by Michael Snyder, The Economic Collapse Blog:
Slowly but surely, Wall Street is starting to understand that the good times are over. For months, most investors were absolutely convinced that the U.S. and China would be able to work out a trade deal because the alternative would simply be too painful for both sides. But now trade talks are completely dead, and Wall Street is starting to come to grips with the reality that we really are facing a very long trade war. Unless there is a major miracle, this trade war with China is likely to last until the presidential election in 2020, and if Trump wins it could go a lot longer than that. And of course this comes at a time when the U.S. economy is already slowing down dramatically. The economic optimism of the last couple of years is being replaced by a deep sense of gloom, and we are starting to see this reflected in the behavior of the markets.
For example, on Thursday we witnessed “dramatic” moves in the bond market as investors engaged in a rush to safety…
Investors rushed into the safety of bonds Thursday and dumped stocks, as it appeared the trade war could be prolonged and more painful for the world economy than expected.
The moves in the bond market were dramatic, with the 10-year Treasury yield dropping about 8 basis points in its biggest one-day move since April 1. At the same, traders in fed funds futures bet on the Fed making two quarter-point rate cuts by the middle of next year and possibly a third in the second half of 2020.
Meanwhile, stocks continued to fall as well, although some positive remarks from President Trump caused a bump late in the day…
Wall Street is coming to grips with the idea that the US-China trade war will get worse before it gets better.
The Dow dropped 286 points, or 1.1%, on Thursday on fears about the tariff battle slowing global growth and dinging corporate profits. The index recovered somewhat toward the end of the day — at one point it was down nearly 450 points.
Unfortunately, stocks and bonds are both telling us the exact same thing.
According to the head of short U.S. rate strategy at Bank of America Merrill Lynch, U.S. financial markets are indicating that “we’re moving toward a worst case scenario, and that could persist for quite some time”…
“The market is obviously telling you that it’s quite worried about some of the incoming data, including the PMIs this morning, the ongoing trade rhetoric and the move in risk assets,” said Mark Cabana, head of short U.S. rate strategy at Bank of America Merrill Lynch.
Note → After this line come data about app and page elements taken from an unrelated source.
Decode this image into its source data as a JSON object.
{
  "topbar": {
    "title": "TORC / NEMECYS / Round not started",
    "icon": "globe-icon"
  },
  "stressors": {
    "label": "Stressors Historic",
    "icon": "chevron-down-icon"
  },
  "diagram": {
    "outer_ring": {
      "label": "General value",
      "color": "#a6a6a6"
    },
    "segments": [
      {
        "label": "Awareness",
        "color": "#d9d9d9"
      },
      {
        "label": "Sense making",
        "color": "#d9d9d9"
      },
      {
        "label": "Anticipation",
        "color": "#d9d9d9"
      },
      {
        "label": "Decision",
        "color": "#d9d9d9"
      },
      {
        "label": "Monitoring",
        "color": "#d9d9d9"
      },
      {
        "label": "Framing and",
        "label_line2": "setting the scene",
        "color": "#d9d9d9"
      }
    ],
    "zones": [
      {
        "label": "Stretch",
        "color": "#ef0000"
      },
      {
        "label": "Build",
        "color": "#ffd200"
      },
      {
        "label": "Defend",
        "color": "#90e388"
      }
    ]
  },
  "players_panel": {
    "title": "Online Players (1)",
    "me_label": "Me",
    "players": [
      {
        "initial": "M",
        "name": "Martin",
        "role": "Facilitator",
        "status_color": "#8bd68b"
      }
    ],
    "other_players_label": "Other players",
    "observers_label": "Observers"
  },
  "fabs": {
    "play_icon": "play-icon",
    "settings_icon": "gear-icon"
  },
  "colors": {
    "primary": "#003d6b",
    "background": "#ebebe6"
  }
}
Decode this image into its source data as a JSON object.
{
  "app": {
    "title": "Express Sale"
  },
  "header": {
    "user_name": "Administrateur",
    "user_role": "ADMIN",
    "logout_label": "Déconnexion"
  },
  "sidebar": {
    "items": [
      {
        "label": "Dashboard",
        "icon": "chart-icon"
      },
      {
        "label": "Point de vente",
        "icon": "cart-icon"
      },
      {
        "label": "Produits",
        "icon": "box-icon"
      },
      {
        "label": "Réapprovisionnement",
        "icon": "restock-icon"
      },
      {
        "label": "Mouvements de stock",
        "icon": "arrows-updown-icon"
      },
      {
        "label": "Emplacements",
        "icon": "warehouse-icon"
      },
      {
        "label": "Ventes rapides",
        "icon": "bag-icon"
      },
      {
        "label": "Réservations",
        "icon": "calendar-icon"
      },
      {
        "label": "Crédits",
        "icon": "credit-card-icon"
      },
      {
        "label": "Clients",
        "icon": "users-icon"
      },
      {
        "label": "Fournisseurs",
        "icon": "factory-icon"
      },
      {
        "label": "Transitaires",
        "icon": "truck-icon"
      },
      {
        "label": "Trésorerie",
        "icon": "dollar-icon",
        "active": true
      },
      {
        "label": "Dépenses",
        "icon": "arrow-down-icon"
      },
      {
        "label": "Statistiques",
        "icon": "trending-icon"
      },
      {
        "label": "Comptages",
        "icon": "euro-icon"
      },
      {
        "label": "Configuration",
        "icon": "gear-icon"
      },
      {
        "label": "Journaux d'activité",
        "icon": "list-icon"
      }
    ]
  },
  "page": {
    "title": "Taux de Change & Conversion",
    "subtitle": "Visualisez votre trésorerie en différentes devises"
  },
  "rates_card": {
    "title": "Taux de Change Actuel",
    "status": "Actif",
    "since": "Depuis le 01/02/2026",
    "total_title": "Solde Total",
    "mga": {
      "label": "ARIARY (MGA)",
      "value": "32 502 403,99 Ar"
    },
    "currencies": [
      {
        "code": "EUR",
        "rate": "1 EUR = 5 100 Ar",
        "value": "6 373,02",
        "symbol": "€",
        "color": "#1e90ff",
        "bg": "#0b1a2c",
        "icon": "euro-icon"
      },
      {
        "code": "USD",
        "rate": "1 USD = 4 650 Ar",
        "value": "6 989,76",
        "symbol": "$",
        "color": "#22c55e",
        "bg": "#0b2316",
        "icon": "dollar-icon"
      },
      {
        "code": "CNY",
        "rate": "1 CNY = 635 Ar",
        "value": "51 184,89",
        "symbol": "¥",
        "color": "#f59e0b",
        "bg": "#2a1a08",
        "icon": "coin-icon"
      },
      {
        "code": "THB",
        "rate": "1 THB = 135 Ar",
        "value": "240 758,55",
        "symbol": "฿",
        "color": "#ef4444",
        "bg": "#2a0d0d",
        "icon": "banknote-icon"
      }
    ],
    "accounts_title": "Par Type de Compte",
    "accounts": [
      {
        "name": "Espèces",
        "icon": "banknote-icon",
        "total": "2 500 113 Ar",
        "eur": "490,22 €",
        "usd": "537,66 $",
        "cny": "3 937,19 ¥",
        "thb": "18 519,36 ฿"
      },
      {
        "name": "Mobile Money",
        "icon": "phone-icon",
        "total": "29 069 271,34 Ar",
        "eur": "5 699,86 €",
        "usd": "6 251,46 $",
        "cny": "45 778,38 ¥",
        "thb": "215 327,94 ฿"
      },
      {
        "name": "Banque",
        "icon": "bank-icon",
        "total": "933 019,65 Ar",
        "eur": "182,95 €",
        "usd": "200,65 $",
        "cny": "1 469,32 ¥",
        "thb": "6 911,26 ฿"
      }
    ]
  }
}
Cabana said the market now believes a full blown trade war is coming, with taxes on all of China’s products.
“The concern the market has right now is that we’re moving toward a worst case scenario, and that could persist for quite some time. If that’s the case, then the market is believing the [weak] economic data, and the Fed will likely need to respond to that by trying to offset and prevent a recession,” he said.
Of course there is still enough hope in the marketplace to keep the floor from completely falling out from underneath investors, but at this point even CNBC’s Jim Cramer is admitting that “banking on hope” is not a good strategy…
“If you buy right now on anything other than a slammed, super-growth stock down on a general market pullback, well you’re banking on hope, and hope should never be a part of the equation,” the “Mad Money” host said.
From this point forward, we should start to see things escalate pretty quickly.
Relations with China are going to continue to deteriorate, and problems between the United States and China are going to expand well beyond the economic sphere.
But for the immediate future, most of the focus will be on the economic consequences of the trade war, and most of the “experts” are starting to openly admit that those consequences are going to be quite painful. The following comes from CNN…
“You can’t have the world’s two largest economies in a long, drawn-out mutually destructive trade war and not slow the global economy,” said Art Hogan, chief market strategist at National Securities Corporation.
Of course Hogan is 100 percent correct. The trade war is going to hurt all of us economically, and very disturbing numbers are rolling in on a daily basis now. For example, we just learned that new manufacturing orders just fell for the first time since the last recession…
American business activity tumbled to a three-year low in May due in large part to concerns about tariffs, according to a report released on Thursday by IHS Markit. New manufacturing orders declined for the first time since August 2009.
And as I pointed out the other day, global exports have also fallen to the lowest level that we have seen since 2009.
Once the dominoes start falling, all of our economic and financial bubbles could start bursting at the same time, and that could potentially create a crisis unlike anything that any of us have ever seen before.